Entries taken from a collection
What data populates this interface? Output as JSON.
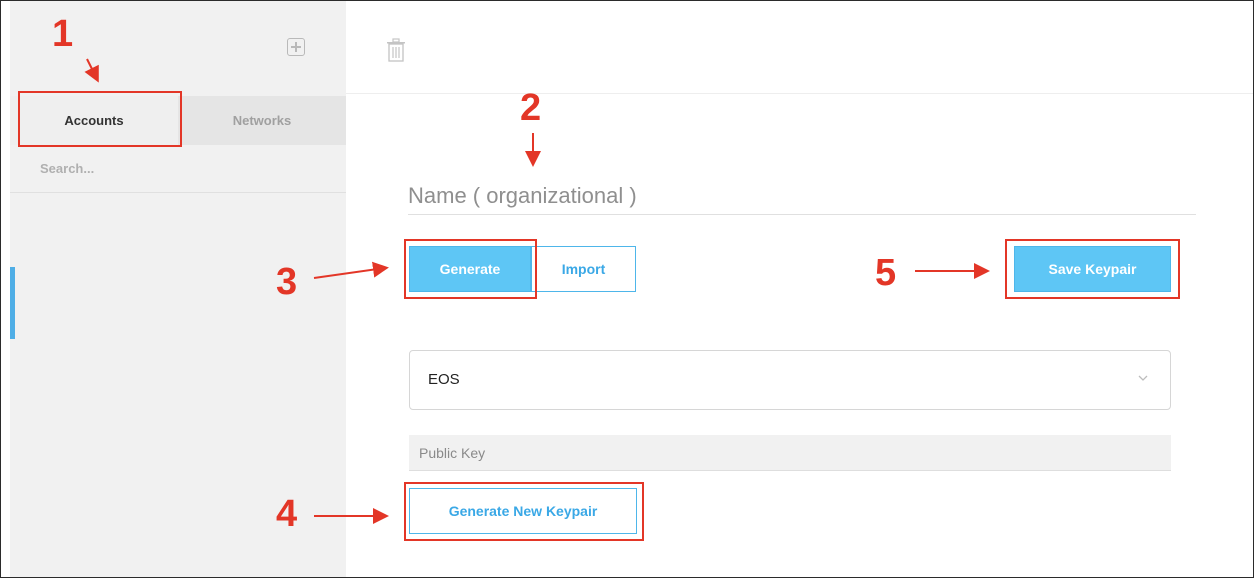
{
  "sidebar": {
    "tabs": [
      {
        "label": "Accounts",
        "selected": true
      },
      {
        "label": "Networks",
        "selected": false
      }
    ],
    "search_placeholder": "Search...",
    "add_icon": "plus-square-icon"
  },
  "main": {
    "trash_icon": "trash-icon",
    "name_placeholder": "Name ( organizational )",
    "generate_label": "Generate",
    "import_label": "Import",
    "save_label": "Save Keypair",
    "network_select_value": "EOS",
    "public_key_placeholder": "Public Key",
    "new_keypair_label": "Generate New Keypair"
  },
  "annotations": {
    "labels": [
      "1",
      "2",
      "3",
      "4",
      "5"
    ],
    "color": "#e33627"
  },
  "colors": {
    "accent": "#5ec6f5",
    "accent_text": "#3aa8e6",
    "sidebar_bg": "#f1f1f1"
  }
}
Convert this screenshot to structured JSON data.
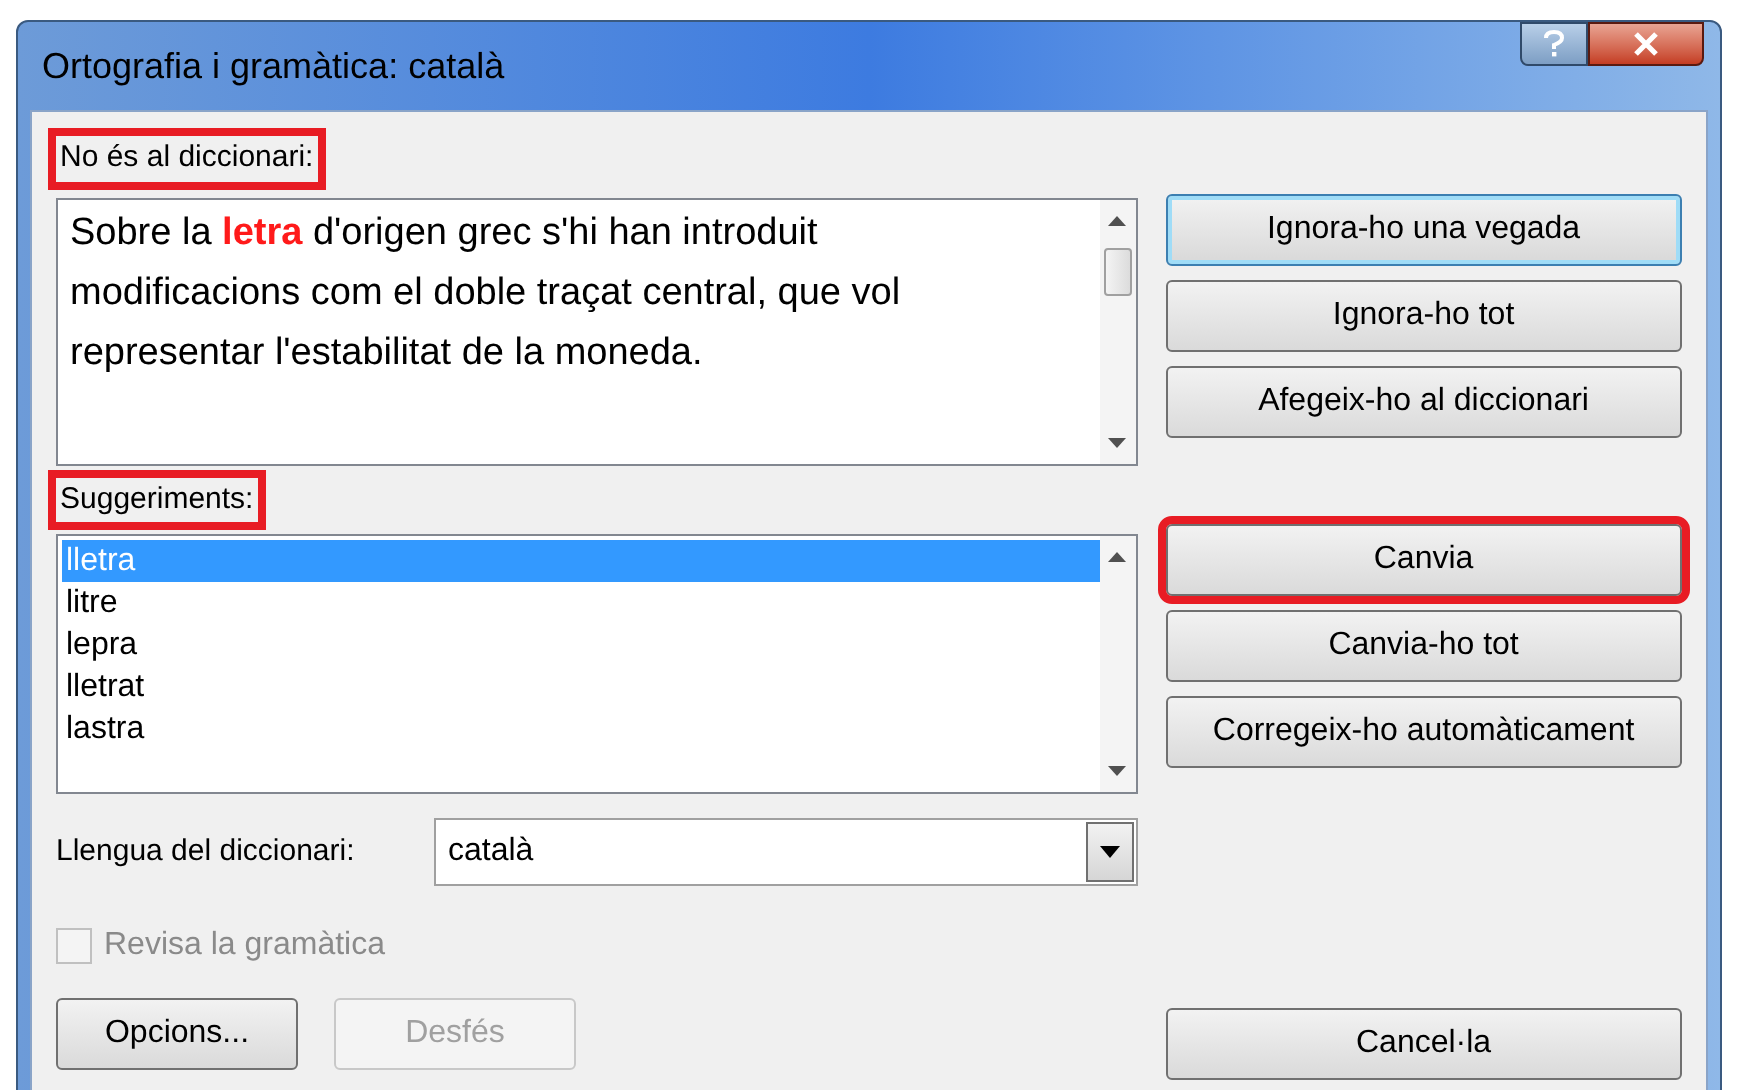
{
  "window": {
    "title": "Ortografia i gramàtica: català"
  },
  "not_in_dictionary": {
    "label": "No és al diccionari:",
    "highlighted": true,
    "text_before": "Sobre la ",
    "error_word": "letra",
    "text_after": " d'origen grec s'hi han introduit modificacions com el doble traçat central, que vol representar l'estabilitat de la moneda."
  },
  "suggestions": {
    "label": "Suggeriments:",
    "highlighted": true,
    "items": [
      {
        "text": "lletra",
        "selected": true
      },
      {
        "text": "litre",
        "selected": false
      },
      {
        "text": "lepra",
        "selected": false
      },
      {
        "text": "lletrat",
        "selected": false
      },
      {
        "text": "lastra",
        "selected": false
      }
    ]
  },
  "dictionary_language": {
    "label": "Llengua del diccionari:",
    "value": "català"
  },
  "check_grammar": {
    "label": "Revisa la gramàtica",
    "checked": false,
    "disabled": true
  },
  "bottom_buttons": [
    {
      "label": "Opcions...",
      "disabled": false
    },
    {
      "label": "Desfés",
      "disabled": true
    }
  ],
  "ignore_buttons": [
    {
      "label": "Ignora-ho una vegada",
      "focused": true,
      "highlighted": false
    },
    {
      "label": "Ignora-ho tot",
      "focused": false,
      "highlighted": false
    },
    {
      "label": "Afegeix-ho al diccionari",
      "focused": false,
      "highlighted": false
    }
  ],
  "change_buttons": [
    {
      "label": "Canvia",
      "focused": false,
      "highlighted": true
    },
    {
      "label": "Canvia-ho tot",
      "focused": false,
      "highlighted": false
    },
    {
      "label": "Corregeix-ho automàticament",
      "focused": false,
      "highlighted": false
    }
  ],
  "cancel_button": {
    "label": "Cancel·la"
  }
}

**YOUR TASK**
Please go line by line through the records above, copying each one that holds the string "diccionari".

**TASK OUTPUT**
    "label": "No és al diccionari:",
    "label": "Llengua del diccionari:",
      "label": "Afegeix-ho al diccionari",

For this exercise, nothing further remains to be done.